● Task directions:
From the first line to the last, print the data exactly as it appears.

● Exercise data:
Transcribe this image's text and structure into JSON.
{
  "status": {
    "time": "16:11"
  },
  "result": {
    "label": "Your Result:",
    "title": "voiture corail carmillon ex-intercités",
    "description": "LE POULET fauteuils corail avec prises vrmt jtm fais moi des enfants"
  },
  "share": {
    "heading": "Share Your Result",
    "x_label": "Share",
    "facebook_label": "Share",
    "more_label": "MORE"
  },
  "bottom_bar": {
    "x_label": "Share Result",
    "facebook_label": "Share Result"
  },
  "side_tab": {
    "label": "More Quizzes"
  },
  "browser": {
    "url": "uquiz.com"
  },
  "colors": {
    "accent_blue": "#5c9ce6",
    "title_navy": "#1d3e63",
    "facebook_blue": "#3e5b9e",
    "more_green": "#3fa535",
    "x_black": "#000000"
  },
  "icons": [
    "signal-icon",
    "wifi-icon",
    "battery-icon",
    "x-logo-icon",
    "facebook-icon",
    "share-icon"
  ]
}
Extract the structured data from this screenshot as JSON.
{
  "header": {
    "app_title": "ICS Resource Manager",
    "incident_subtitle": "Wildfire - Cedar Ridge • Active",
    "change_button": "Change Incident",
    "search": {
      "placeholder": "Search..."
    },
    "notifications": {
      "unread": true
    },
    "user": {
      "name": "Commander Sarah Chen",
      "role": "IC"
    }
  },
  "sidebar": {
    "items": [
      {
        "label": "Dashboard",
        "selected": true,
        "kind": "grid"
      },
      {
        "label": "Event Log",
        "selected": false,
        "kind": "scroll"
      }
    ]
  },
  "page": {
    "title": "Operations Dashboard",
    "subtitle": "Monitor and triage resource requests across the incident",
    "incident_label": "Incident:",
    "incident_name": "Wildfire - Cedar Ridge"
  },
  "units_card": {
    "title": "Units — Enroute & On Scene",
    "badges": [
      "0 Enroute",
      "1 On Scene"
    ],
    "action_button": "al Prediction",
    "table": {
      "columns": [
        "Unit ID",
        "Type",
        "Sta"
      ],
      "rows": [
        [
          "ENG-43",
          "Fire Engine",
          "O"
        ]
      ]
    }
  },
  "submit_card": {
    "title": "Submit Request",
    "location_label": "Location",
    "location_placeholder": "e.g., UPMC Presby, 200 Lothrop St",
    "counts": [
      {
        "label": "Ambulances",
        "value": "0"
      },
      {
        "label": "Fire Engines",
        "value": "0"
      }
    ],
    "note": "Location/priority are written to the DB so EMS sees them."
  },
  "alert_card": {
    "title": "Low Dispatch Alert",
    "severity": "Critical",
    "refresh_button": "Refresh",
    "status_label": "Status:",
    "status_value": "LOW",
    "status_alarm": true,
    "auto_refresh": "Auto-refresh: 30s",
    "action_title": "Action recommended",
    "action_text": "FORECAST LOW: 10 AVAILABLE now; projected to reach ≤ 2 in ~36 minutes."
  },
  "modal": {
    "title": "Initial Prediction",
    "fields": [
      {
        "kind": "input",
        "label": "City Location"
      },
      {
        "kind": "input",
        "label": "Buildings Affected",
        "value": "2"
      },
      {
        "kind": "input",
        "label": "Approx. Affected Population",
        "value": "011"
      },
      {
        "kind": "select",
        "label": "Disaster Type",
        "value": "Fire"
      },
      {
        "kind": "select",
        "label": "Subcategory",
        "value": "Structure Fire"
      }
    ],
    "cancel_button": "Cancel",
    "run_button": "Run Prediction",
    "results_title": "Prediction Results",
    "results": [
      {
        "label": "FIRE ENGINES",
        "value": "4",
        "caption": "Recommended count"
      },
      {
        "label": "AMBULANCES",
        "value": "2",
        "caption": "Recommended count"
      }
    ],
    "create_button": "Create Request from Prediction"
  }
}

● Answer space:
Transcribe this image's text and structure into JSON.
{
  "status": {
    "time": "16:11"
  },
  "result": {
    "label": "Your Result:",
    "title": "voiture corail carmillon ex-intercités",
    "description": "LE POULET fauteuils corail avec prises vrmt jtm fais moi des enfants"
  },
  "share": {
    "heading": "Share Your Result",
    "x_label": "Share",
    "facebook_label": "Share",
    "more_label": "MORE"
  },
  "bottom_bar": {
    "x_label": "Share Result",
    "facebook_label": "Share Result"
  },
  "side_tab": {
    "label": "More Quizzes"
  },
  "browser": {
    "url": "uquiz.com"
  },
  "colors": {
    "accent_blue": "#5c9ce6",
    "title_navy": "#1d3e63",
    "facebook_blue": "#3e5b9e",
    "more_green": "#3fa535",
    "x_black": "#000000"
  },
  "icons": [
    "signal-icon",
    "wifi-icon",
    "battery-icon",
    "x-logo-icon",
    "facebook-icon",
    "share-icon"
  ]
}
Extract the structured data from this screenshot as JSON.
{
  "header": {
    "app_title": "ICS Resource Manager",
    "incident_subtitle": "Wildfire - Cedar Ridge • Active",
    "change_button": "Change Incident",
    "search": {
      "placeholder": "Search..."
    },
    "notifications": {
      "unread": true
    },
    "user": {
      "name": "Commander Sarah Chen",
      "role": "IC"
    }
  },
  "sidebar": {
    "items": [
      {
        "label": "Dashboard",
        "selected": true,
        "kind": "grid"
      },
      {
        "label": "Event Log",
        "selected": false,
        "kind": "scroll"
      }
    ]
  },
  "page": {
    "title": "Operations Dashboard",
    "subtitle": "Monitor and triage resource requests across the incident",
    "incident_label": "Incident:",
    "incident_name": "Wildfire - Cedar Ridge"
  },
  "units_card": {
    "title": "Units — Enroute & On Scene",
    "badges": [
      "0 Enroute",
      "1 On Scene"
    ],
    "action_button": "al Prediction",
    "table": {
      "columns": [
        "Unit ID",
        "Type",
        "Sta"
      ],
      "rows": [
        [
          "ENG-43",
          "Fire Engine",
          "O"
        ]
      ]
    }
  },
  "submit_card": {
    "title": "Submit Request",
    "location_label": "Location",
    "location_placeholder": "e.g., UPMC Presby, 200 Lothrop St",
    "counts": [
      {
        "label": "Ambulances",
        "value": "0"
      },
      {
        "label": "Fire Engines",
        "value": "0"
      }
    ],
    "note": "Location/priority are written to the DB so EMS sees them."
  },
  "alert_card": {
    "title": "Low Dispatch Alert",
    "severity": "Critical",
    "refresh_button": "Refresh",
    "status_label": "Status:",
    "status_value": "LOW",
    "status_alarm": true,
    "auto_refresh": "Auto-refresh: 30s",
    "action_title": "Action recommended",
    "action_text": "FORECAST LOW: 10 AVAILABLE now; projected to reach ≤ 2 in ~36 minutes."
  },
  "modal": {
    "title": "Initial Prediction",
    "fields": [
      {
        "kind": "input",
        "label": "City Location"
      },
      {
        "kind": "input",
        "label": "Buildings Affected",
        "value": "2"
      },
      {
        "kind": "input",
        "label": "Approx. Affected Population",
        "value": "011"
      },
      {
        "kind": "select",
        "label": "Disaster Type",
        "value": "Fire"
      },
      {
        "kind": "select",
        "label": "Subcategory",
        "value": "Structure Fire"
      }
    ],
    "cancel_button": "Cancel",
    "run_button": "Run Prediction",
    "results_title": "Prediction Results",
    "results": [
      {
        "label": "FIRE ENGINES",
        "value": "4",
        "caption": "Recommended count"
      },
      {
        "label": "AMBULANCES",
        "value": "2",
        "caption": "Recommended count"
      }
    ],
    "create_button": "Create Request from Prediction"
  }
}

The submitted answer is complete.